Merleau-Ponty’s Use of the Weberian Example: Avoiding Totalizing Meanings in History
Max Weber and Thorstein Veblen appear to be scientific adversaries. In their narratives concerning the construction and fate of the 'bourgeois subject', Veblen and Weber arrive at remarkably similar conclusions; leading these political adversaries to corresponding calculations of the probable arc of modern pecuniary culture, and to commensurate theories about its consequence for the structures of the self. For both Veblen and Weber, the cloak of the bourgeois subject became the cage of the acquisitive machine. The individualism that emerged from a handicraft economy in which the self stood as its own center became the consumptive individualism of a society bound together through standards of competitive decency. Modern consumptive individualism's pursuit of symbolic prestige in the form of individual pecuniary achievement simultaneously legitimates and supports the continued function of post-modern capitalism.
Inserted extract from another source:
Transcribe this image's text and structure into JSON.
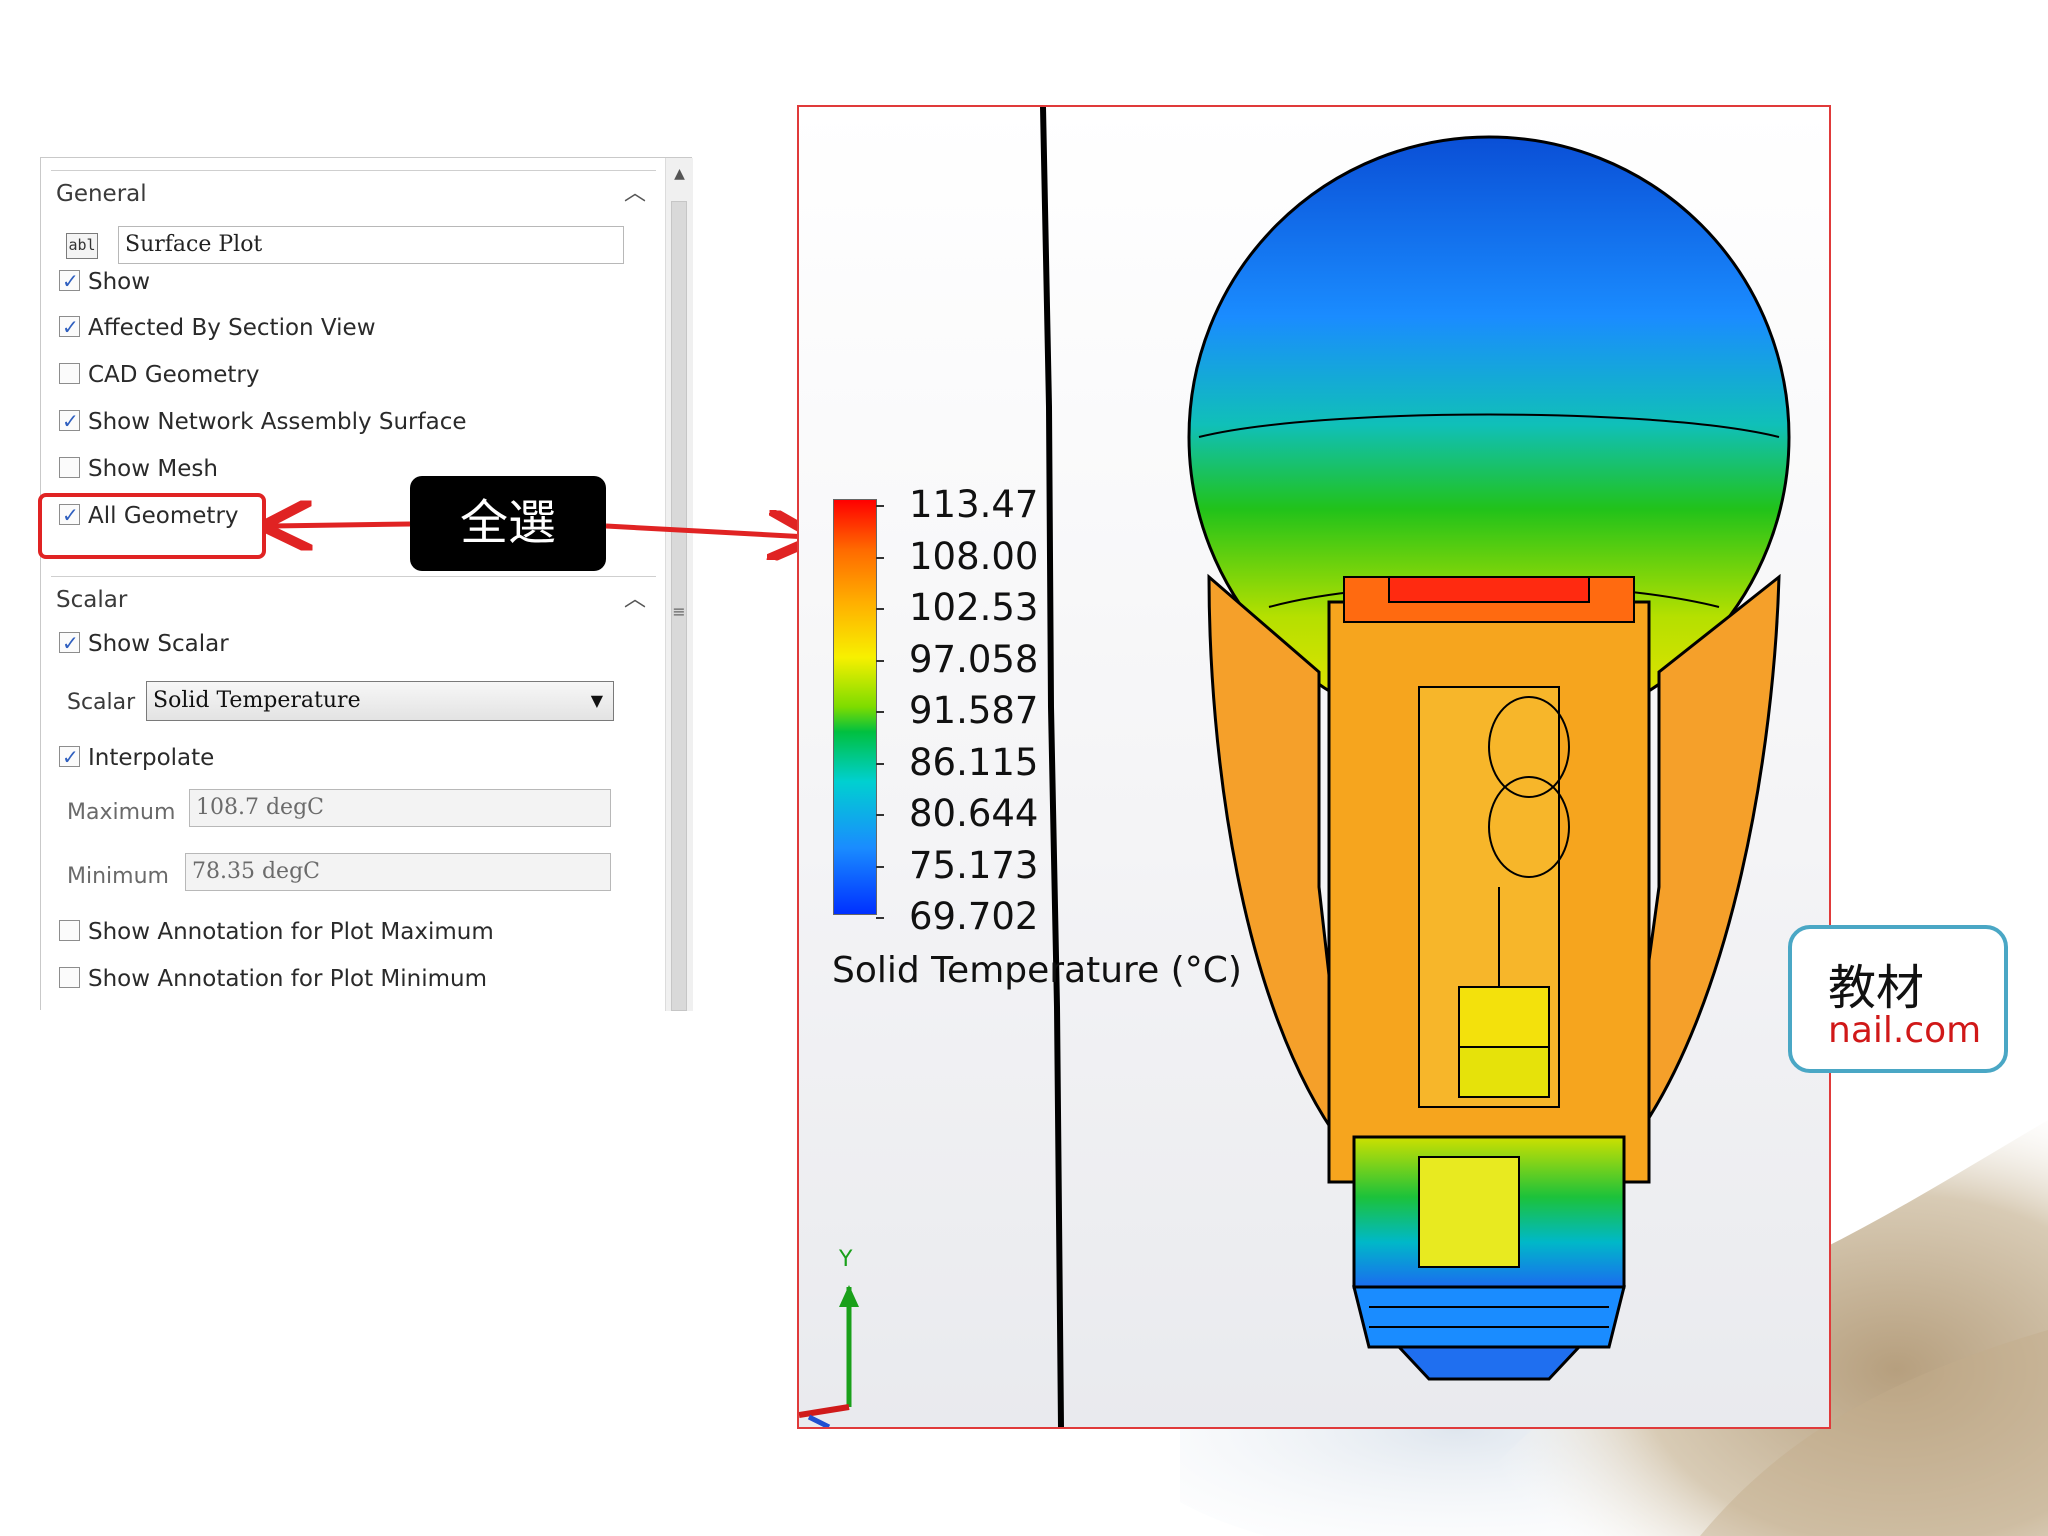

Conspicuous consumption is driven by the demand for recognition; and in the post-modern context, as in the modern context, these two drives become fused within the self.